Published 12:16 am Wednesday, October 21, 2009

Staff Writer

Following the dismissal by the Beaufort County Board of Education of a lawsuit against the Beaufort County Board of Commissioners earlier this month, the lawyer for the county commissioners said Monday night that the commissioners “are trying to seek peace in the valley” and would not pursue a refund of some $412,000 it paid the school board even though the county is entitled to do so.
But, the county commissioners are looking for some sign from the school board that they are willing to cooperate with county leaders before rejecting the idea of seeking a refund, said G. Neil Yarborough, lawyer for the county commissioners.

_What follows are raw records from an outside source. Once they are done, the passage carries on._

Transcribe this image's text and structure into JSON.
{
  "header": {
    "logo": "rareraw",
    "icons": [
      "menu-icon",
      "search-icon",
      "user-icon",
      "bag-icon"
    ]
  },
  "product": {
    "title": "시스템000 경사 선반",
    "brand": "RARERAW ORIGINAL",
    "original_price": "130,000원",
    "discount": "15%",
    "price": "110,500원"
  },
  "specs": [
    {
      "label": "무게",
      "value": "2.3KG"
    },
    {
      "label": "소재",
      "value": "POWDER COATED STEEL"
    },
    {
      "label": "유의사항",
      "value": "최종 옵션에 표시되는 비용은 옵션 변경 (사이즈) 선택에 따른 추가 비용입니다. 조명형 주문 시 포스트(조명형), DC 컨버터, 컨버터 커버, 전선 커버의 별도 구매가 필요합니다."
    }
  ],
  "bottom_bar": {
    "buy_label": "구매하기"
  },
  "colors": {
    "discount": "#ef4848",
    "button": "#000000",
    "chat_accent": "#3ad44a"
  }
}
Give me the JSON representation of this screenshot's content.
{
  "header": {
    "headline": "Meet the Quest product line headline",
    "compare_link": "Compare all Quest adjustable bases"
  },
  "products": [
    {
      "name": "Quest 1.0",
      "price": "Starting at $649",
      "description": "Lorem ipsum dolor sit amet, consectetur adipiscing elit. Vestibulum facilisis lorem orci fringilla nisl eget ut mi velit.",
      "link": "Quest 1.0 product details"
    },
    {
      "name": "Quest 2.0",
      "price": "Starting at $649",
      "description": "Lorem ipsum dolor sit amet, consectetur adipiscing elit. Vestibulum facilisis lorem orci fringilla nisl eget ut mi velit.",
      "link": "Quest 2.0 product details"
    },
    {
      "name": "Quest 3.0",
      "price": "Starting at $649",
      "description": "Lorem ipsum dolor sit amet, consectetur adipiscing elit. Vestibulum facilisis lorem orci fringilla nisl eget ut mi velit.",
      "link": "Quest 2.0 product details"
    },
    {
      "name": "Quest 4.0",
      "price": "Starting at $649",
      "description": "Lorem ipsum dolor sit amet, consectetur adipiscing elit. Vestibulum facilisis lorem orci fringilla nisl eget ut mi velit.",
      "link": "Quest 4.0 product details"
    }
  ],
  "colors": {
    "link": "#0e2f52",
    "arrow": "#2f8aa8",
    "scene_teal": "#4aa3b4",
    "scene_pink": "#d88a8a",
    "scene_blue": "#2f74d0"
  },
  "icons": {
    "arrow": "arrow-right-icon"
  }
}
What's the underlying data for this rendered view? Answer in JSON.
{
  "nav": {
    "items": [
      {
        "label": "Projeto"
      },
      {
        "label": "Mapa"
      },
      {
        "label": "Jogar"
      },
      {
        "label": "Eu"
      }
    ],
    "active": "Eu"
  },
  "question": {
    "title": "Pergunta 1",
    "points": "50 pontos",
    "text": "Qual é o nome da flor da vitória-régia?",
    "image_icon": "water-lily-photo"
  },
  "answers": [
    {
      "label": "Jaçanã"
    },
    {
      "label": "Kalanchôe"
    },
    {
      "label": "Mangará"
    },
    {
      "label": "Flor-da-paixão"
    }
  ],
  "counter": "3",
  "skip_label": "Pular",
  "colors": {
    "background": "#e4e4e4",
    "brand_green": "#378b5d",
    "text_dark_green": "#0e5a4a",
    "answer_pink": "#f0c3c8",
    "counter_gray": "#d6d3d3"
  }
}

“At the end of the day, the county commissioners are trying to seek peace in the valley if they get a sense that the Board of Education is equally committed to rapprochement,” Yarborough said. “I think the board of commissioners will recognize (rapprochement) when they see it.” Yarborough made the comments in a statement to reporters after meeting in a closed-door session with the county board.
Yarborough said that the county commissioners are entitled to seek a refund from the schools of the $412,456.51 they were ordered to pay by Superior Court Judge William C. Griffin Jr. as a result of the jury verdict awarding the school board an additional $756,783 for the 2006-07 school year.
“It is very clear that we’re entitled to restitution,” he said, adding that the county commissioners “haven’t voted to do it and haven’t voted not to do it.”
The commissioners had asked Yarborough to meet with them to discuss their options following the rejection earlier this month by the state’s high court of a petition filed by the school board and subsequent action by that board asking for a dismissal of the case in Superior Court. The motion for dismissal was filed October 9.
Some county leaders said in interviews after the meeting Monday that they would like the school board to enter into a written agreement with the county commissioners that would prohibit legal action in the future. And, they said, they would like the school board to adopt such an agreement before a new superintendent of schools is hired.
“We are looking for a formal agreement,” said Commissioner Hood Richardson. “And we do want the reaffirmation done before the new superintendent is hired.”
In July 2006, the school board took the county to court, arguing that the school system’s funding from the county was not adequate to properly run county schools for the 2006-2007 school year. A jury subsequently awarded the school board an additional $756,783 for the year. Griffin ordered the county to pay the school board $412,456 of that jury award while the case made its way through the appeals process.
In August, the N.C. Supreme Court reversed a decision by the N.C. Court of Appeals regarding the lawsuit and remanded the case to Beaufort County Superior Court. The high court determined that instructions to the jury were flawed in Griffin’s definition of the word “needed” as it relates to appropriations needed to operate a public school system in Beaufort County. Griffin has since retired.
Earlier this month, lawyers for the school board filed a petition asking the N.C. Supreme Court to reconsider its opinion. In the petition, the school board sought an expanded definition of the word “needed” rather than the restricted definition as defined in the court’s ruling. But the high court rejected the petition.